Most of the books I’ve bought this month have been for the Women’s Prize for Fiction longlist, as I would like to attempt to read all of the nominated books again this year. So far, I have read four of the longlisted books, and am part way through another, so I feel as though I’m making good progress. The books I bought in March in order to continue my reading of the longlist nominees are:
1. Girl by Edna O’Brien
A young girl is kidnapped by Boko Haram whilst at school, and must learn how to survive on her own, and then with a child of her own. This sounds like a harrowing story, and one which very much needs to be told. I am concerned about the fact it is not own voices, but as it is nominated, I am willing to give it a read.
2. How We Disappeared by Jing-Jing Lee
This is a historical fiction novel set during the Japanese occupation of Singapore in 1942, a period of time which I do not know a great deal about. Not only is the cover of this book beautiful, I also think the story will be poignant and informative.
3. Djinn Patrol on the Purple Line by Deepa Anappara
Children are going missing and after watching a popular television series called Police Patrol, Jai feels he is qualified to discover where they are going. Fraught with danger and the sense of invincibility children often have, I feel this book is going to be a tense, albeit fascinating read.
4. Fleishman is in Trouble by Taffy Brodesser-Akner
I’m reluctant to start this book because I know it’s going to annoy me, the main character is clearly awful just from reading the blurb, and given everything that is happening in the world at the moment, I’m not sure I’m ready to read about another selfish person just yet. However, it’s scathing commentary on contemporary marriage and the concept of being self-entitled does intrigue me, so I will get to it before the winner is announced.
5. Girl, Woman, Other by Bernardine Evaristo
Girl, Woman, Other has received massive amounts of praise, and won the Man Booker Prize last year, so I’m extremely excited to read it. The book follows twelve people and their experiences living in Britain over a number of years. This saga type way of storytelling has always greatly appealed to me and I’m sure this will be no different.
This month I also bought a sequel, as I intend to continue with the series I start more often. Throughout March, I have been reading Assassin’s Apprentice by Robin Hobb and thoroughly enjoying it, so I decided to continue with the next book once I am finished. It’s a massive series, so I will be taking my time with it and reading the books alongside others, but I am determined to continue with this one, as my enjoyment is more important than the quantity of books I’m reading.
Finally, this month I pre-ordered a copy of Samanta Schweblin’s new book Little Eyes, because I loved both of her previous books, Fever Dream and Mouthful of Birds. From what I can gather, the book seems to be about interconnectedness, globalisation and humanity, but honestly, I would read anything Schweblin writes.
Aside from Women’s Prize books, I likely will not be buying any books for a while, on the off chance that I do get ill, as I’m currently the sole income earner in my house.
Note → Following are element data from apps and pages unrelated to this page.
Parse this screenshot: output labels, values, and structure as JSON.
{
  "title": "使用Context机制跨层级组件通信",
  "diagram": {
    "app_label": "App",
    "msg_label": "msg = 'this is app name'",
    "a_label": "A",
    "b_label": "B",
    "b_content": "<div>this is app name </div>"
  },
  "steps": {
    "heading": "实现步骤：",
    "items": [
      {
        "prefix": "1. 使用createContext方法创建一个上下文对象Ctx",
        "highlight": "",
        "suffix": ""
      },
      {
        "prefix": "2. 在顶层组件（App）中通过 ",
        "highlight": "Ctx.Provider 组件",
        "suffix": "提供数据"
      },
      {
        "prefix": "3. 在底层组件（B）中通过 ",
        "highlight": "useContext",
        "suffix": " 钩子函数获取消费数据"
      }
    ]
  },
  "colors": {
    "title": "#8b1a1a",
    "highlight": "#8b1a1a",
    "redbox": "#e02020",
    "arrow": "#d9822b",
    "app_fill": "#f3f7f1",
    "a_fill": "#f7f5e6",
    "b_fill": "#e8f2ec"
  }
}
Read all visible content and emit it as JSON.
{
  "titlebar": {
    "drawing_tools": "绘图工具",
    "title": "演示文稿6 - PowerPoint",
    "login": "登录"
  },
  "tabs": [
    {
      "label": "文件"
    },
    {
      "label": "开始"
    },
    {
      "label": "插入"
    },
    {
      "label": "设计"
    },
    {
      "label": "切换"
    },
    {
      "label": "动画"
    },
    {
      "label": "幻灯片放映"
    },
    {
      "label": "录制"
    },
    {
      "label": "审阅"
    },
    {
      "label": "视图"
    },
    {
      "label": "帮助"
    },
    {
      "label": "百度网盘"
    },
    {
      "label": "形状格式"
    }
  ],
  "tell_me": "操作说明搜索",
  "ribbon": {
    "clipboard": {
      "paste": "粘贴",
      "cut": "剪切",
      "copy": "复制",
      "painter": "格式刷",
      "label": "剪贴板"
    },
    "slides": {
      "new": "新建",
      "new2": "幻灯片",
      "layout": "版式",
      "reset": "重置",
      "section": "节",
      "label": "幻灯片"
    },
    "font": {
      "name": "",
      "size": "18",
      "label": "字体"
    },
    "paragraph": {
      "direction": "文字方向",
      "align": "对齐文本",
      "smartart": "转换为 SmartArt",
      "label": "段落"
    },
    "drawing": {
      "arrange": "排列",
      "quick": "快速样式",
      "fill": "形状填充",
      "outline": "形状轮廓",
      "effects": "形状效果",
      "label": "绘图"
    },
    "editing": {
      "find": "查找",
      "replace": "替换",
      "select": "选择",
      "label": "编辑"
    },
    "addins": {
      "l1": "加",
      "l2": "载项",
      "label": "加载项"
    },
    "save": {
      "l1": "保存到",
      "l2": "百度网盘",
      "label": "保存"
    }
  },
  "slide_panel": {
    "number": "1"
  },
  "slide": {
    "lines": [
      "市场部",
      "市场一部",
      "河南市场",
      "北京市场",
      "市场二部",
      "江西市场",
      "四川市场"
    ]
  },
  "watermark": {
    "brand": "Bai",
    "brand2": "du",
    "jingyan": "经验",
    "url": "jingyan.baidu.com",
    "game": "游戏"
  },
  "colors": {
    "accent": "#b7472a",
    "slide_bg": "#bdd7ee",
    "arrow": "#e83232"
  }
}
However, I will still be posting reviews of my backlist, TBRs, wrap ups, book tags etc, so please bear with me during this rocky time. I hope everyone is staying safe and if anyone needs someone to talk to, please don’t hesitate to comment!